[Component data from apps and pages]
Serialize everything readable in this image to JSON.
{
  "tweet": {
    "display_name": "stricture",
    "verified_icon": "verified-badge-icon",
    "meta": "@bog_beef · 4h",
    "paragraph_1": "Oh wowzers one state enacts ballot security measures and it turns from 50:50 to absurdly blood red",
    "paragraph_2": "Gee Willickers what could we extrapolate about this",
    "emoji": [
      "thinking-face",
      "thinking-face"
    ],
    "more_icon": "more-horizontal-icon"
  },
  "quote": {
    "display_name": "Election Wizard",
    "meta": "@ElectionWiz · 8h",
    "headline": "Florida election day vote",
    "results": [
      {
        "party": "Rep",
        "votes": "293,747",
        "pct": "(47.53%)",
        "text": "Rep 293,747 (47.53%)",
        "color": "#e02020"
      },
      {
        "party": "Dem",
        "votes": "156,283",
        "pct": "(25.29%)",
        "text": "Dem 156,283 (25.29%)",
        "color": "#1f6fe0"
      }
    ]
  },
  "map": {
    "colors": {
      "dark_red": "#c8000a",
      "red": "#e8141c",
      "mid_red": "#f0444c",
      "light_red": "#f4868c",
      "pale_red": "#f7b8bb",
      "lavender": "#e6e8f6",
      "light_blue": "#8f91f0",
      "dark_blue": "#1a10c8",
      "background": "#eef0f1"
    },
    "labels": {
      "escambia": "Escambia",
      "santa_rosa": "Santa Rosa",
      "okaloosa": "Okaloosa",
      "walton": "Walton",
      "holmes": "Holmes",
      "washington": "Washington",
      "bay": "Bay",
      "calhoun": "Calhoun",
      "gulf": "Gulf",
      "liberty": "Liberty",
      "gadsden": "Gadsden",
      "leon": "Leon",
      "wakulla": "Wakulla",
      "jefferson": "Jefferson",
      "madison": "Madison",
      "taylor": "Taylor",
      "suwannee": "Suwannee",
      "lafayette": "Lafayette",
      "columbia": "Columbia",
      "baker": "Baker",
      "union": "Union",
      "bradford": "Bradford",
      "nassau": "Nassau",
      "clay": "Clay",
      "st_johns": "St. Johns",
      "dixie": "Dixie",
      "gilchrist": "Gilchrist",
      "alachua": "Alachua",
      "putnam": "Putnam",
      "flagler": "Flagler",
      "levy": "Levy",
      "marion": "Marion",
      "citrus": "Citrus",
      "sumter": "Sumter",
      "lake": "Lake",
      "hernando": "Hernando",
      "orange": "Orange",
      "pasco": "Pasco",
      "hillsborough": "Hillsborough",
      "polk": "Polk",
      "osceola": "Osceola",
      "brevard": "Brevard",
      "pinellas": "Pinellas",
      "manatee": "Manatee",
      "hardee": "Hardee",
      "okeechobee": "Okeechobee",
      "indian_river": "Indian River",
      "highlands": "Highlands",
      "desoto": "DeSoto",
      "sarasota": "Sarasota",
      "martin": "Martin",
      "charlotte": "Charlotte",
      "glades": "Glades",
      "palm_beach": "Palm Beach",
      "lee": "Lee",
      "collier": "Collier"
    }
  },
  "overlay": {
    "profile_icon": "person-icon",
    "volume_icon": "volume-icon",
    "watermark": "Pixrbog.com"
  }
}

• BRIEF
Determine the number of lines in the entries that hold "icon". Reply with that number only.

• SOLVED PROBLEM
4